Determine the number of lines in the listing that include the string "icon"; the reply consists of that number only.

────────────────────────────────────────

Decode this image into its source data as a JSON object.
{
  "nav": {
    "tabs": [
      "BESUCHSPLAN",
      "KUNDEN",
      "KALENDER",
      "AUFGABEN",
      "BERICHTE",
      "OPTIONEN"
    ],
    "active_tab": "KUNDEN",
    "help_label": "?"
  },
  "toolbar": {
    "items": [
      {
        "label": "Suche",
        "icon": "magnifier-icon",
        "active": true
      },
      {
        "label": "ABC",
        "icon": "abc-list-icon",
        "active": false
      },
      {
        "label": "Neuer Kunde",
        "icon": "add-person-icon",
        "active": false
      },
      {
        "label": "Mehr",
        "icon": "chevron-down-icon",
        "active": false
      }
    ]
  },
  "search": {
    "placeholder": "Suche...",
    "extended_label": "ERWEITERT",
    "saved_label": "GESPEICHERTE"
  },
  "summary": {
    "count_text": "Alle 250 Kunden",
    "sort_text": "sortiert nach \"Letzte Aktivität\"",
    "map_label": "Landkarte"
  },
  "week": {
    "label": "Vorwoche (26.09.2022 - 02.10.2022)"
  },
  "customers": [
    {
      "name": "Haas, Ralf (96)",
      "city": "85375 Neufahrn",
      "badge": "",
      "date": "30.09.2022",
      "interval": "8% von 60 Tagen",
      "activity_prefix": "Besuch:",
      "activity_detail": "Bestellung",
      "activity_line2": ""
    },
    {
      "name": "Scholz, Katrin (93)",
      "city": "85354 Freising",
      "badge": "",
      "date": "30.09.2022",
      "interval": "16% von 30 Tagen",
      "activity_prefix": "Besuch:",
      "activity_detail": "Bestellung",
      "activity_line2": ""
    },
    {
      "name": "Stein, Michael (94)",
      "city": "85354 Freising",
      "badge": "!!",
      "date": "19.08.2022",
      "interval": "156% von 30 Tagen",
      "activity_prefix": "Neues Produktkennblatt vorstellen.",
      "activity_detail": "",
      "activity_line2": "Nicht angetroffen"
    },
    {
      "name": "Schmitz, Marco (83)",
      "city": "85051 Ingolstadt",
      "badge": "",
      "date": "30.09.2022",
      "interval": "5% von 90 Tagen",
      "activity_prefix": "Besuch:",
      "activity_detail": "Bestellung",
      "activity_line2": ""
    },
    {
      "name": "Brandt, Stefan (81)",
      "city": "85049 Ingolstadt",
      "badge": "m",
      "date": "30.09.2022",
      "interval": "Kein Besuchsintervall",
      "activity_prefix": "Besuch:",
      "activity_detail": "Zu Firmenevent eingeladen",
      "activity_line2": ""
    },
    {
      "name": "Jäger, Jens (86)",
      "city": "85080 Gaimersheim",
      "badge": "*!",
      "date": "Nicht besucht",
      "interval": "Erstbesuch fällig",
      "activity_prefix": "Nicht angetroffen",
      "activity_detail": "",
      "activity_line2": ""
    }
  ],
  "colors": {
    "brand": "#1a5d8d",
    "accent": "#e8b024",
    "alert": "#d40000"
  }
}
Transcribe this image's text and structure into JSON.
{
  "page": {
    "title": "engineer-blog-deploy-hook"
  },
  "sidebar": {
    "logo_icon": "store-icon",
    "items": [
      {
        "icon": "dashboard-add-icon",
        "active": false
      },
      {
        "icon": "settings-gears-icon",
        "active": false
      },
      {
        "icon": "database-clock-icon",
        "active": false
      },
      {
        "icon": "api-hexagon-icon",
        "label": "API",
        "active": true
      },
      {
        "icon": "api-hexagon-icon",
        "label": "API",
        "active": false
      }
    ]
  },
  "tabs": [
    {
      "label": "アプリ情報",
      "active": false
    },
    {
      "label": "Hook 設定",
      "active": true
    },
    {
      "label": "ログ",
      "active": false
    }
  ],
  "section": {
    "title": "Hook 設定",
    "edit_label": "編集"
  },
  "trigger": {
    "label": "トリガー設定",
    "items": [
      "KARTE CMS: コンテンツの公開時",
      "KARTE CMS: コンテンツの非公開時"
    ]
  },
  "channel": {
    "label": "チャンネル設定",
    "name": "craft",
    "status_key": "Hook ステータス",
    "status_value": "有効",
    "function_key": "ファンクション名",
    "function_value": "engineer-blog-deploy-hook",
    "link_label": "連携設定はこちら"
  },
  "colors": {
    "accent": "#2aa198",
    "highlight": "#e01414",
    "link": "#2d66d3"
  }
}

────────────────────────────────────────

Answer space
10